**YOUR OBJECTIVE**
For the entries below, state how many lines contain the word "this" and add nothing else.

**GIVEN ENTRIES**
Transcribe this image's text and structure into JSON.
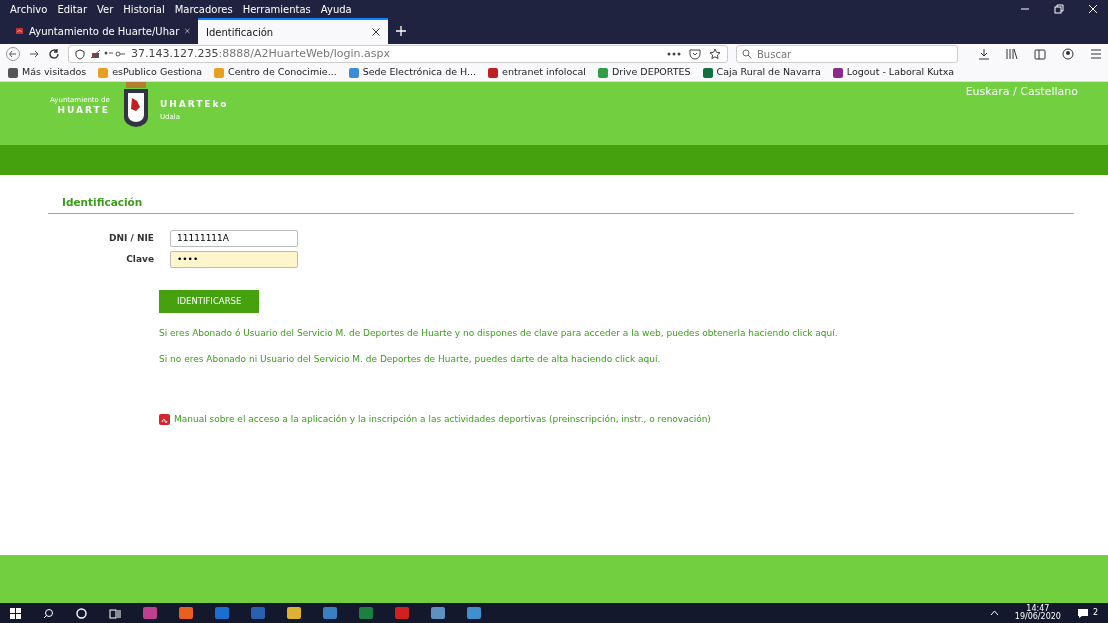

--

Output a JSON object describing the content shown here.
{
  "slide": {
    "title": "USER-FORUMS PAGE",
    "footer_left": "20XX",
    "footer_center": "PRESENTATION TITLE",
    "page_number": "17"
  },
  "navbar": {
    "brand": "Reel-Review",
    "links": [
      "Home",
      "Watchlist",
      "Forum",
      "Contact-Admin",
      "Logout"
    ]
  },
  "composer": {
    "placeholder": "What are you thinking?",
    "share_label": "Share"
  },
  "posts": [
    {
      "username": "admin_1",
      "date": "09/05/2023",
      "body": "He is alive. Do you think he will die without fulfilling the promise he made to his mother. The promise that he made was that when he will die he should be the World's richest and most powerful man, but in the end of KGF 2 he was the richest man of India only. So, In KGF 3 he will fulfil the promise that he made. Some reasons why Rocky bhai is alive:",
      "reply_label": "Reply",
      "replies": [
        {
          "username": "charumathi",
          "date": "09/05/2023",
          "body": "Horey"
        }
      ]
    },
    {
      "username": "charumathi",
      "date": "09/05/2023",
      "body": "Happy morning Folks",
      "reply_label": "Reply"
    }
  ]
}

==

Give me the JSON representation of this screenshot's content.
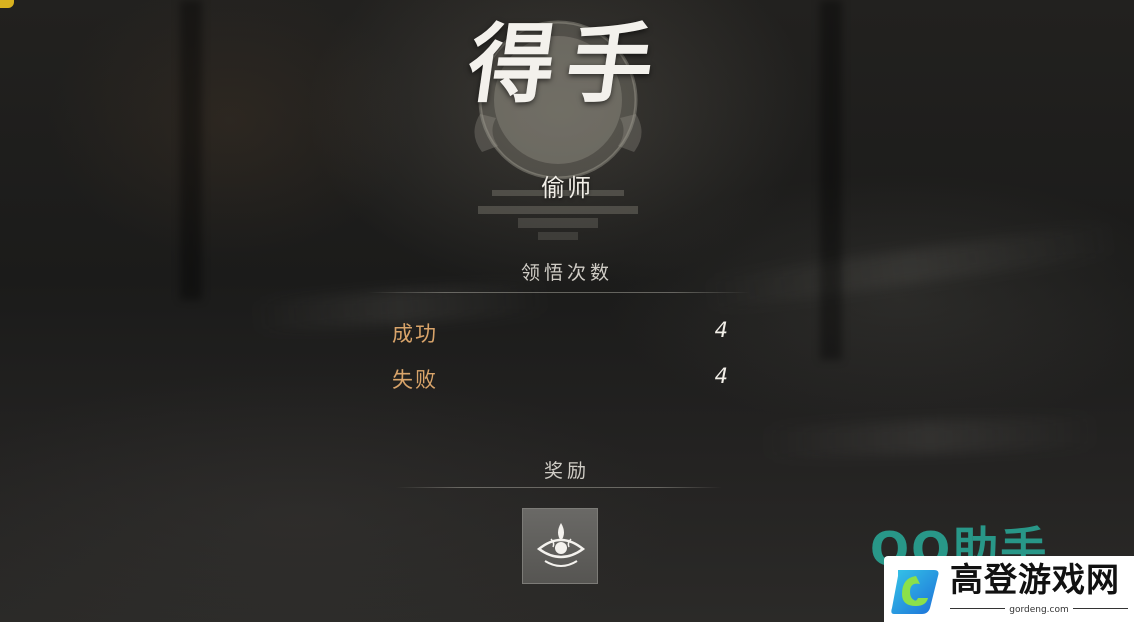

**FINISHED EXERCISE**
2